A group of local crochet artists and seamstresses have joined forces with a head nurse at Portimão Hospital to sew protective equipment, such as caps and shoe covers, for health care workers during these trying times.
The idea was pitched by head nurse Conceição Cruz, 56, to Susana Espírito Santo, 53, a member of the ‘Agulhas Marafadas’ group.
Every morning, Conceição delivers boxes and bags filled with items donated by the hospital – including cotton fabric, non-woven fabric and elastics – to the group’s members who use their skills to turn them into surgical caps, shoe covers, hoods and other protective equipment.
It is a daily routine that started on Saturday, March 21 and will continue for as long as nurses and doctors need this vital protective gear.
Susana Espírito Santo is helped by her 78-year-old mother and her 24-year-old daughter, with the eldest members of the family manning the sewing machines and the youngest in charge of cutting the materials. They work for over eight hours a day.
“It isn’t easy to be home all day, so it is good that this challenge came along. As I have always had materials available, I haven’t had much down time,” she said.
Nine other members of the ‘Agulhas Marafadas’ group – which before the pandemic would meet at cafés to talk and learn from each other – are also pitching in and helping as they can.
They had already worked together with Conceição Cruz in the past to make clothes for children in Africa as part of the Little Dress for Africa initiative, which was a “success”.
“More than a job, this is a mission that was given to us due to the shortage of individual protection kits at that hospital,” Susana told Barlavento newspaper.
“We cannot sew masks as they require a type of fabric that hasn’t been easy to find,” she said, adding that making masks without this fabric would only provide a “false sense of safety”.
So far, Susana’s family alone has produced 40 caps and 40 visors for the Santa Casa da Misericórdia to protect its staff during home care visits, with another 200 visors and 130 caps already ordered by the institution, as well as 89 caps and 366 protective hoods for Portimão Hospital.
Conceição Cruz is in charge of delivering the equipment to her colleagues at the hospital, handing out the first protective cap for free and charging €2 for the second, as not all the needed materials are provided by the hospital.
Her co-workers say that she “should charge more, but the idea isn’t to make money”.
“No country is ready for something like this”
Nurse Conceição Cruz provided a glimpse of what life is like for those who go to work, every day, not knowing what to expect.

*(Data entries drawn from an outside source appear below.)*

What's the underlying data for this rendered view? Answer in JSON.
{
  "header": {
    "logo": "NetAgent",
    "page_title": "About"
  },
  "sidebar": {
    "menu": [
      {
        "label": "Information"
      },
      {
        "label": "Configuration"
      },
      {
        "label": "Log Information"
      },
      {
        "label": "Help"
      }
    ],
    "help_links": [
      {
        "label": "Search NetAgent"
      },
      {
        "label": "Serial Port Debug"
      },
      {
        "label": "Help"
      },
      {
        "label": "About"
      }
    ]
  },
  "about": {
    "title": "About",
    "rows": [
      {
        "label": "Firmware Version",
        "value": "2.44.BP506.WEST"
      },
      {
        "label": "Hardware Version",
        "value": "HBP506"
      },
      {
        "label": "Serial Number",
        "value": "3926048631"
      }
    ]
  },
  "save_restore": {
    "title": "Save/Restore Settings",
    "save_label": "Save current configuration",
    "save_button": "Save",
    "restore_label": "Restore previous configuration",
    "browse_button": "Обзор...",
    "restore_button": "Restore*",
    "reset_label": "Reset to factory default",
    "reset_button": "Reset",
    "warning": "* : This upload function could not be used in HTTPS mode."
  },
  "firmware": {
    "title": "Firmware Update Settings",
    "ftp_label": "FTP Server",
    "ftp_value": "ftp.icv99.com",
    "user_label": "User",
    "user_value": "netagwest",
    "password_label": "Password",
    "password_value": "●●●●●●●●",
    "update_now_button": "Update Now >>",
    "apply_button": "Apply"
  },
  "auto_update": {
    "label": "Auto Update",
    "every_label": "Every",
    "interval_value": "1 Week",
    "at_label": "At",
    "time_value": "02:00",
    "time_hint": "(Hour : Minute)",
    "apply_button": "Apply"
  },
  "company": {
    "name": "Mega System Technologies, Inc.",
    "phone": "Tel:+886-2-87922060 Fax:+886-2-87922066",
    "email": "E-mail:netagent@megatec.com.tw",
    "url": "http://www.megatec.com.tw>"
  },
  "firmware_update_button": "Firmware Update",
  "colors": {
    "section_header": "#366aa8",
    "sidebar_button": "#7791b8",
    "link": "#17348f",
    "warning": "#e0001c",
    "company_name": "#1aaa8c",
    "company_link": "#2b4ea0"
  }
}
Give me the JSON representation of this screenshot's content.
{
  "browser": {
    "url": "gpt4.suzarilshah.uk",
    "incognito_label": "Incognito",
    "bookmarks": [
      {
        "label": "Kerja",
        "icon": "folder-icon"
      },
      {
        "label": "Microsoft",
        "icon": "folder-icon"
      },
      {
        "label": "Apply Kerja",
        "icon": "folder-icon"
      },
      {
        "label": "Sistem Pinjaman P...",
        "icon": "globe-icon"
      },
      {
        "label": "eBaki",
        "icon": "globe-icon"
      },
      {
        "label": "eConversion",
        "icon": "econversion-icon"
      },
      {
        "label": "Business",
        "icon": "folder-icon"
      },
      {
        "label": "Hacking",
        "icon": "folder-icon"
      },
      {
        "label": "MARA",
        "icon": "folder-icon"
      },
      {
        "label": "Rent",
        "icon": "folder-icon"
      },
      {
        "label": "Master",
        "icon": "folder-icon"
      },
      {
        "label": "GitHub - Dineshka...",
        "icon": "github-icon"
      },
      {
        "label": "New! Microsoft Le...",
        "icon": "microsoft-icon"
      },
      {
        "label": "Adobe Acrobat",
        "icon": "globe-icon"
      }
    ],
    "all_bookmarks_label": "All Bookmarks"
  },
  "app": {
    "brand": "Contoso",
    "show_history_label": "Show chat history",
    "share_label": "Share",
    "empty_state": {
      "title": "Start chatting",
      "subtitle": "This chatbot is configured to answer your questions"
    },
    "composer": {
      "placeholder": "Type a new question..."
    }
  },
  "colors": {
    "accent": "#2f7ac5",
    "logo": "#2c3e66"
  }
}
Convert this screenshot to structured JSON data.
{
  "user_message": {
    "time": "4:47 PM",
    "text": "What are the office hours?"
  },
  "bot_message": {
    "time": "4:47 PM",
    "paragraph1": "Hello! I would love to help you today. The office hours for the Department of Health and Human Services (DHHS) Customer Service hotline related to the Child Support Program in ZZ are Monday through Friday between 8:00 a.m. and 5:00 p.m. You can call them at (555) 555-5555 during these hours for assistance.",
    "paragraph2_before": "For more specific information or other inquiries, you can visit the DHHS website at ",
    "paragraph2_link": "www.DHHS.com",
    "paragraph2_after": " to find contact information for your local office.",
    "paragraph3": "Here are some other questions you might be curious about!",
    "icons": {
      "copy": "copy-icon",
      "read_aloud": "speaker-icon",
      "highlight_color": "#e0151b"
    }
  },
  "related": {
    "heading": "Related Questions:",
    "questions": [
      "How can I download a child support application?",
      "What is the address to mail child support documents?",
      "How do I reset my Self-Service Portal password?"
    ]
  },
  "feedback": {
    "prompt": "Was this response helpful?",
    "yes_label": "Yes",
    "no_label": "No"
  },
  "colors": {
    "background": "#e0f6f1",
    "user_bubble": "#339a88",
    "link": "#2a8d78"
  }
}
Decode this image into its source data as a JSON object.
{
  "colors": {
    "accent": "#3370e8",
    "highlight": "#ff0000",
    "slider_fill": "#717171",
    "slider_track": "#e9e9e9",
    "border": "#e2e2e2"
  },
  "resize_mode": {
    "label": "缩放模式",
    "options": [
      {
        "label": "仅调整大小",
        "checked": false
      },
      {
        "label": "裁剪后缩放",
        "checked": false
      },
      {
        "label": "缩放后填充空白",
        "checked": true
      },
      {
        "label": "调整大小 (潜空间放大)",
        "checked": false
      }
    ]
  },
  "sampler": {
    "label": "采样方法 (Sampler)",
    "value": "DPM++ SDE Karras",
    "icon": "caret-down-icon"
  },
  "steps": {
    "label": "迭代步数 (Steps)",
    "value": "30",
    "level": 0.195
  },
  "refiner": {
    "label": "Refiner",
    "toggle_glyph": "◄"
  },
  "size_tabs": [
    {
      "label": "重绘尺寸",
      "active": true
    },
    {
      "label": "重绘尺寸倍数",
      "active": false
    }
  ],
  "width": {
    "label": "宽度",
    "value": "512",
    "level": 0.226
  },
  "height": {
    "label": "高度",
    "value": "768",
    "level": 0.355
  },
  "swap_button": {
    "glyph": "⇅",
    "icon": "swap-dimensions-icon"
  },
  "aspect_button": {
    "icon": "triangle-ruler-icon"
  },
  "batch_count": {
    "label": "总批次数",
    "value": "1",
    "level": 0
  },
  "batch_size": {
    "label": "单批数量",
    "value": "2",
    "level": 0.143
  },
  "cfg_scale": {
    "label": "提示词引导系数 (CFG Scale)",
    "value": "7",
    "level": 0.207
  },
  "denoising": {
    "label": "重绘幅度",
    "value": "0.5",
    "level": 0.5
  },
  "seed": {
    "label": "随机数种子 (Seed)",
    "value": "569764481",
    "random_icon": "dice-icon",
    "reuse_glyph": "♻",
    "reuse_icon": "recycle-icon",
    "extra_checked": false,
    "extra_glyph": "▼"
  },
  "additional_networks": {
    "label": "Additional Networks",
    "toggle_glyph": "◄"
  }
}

“Every day, I feel like I’m heading towards a tsunami. I feel fear, anguish and distress for being at the frontline,” she told the paper.
“When we went on strike to ask for better working conditions, many called us criminals. But today, here we are, doing all we can … leaving our children and families at home, and unable to be close to them because we are scared (of infecting them).
“Everyone has a part to play, which is to stay at home. However, I still see many people on the streets,” she said, urging everyone to, individually, do what they can to “stop the enemy”.
Original article written by João Chambino for Barlavento newspaper.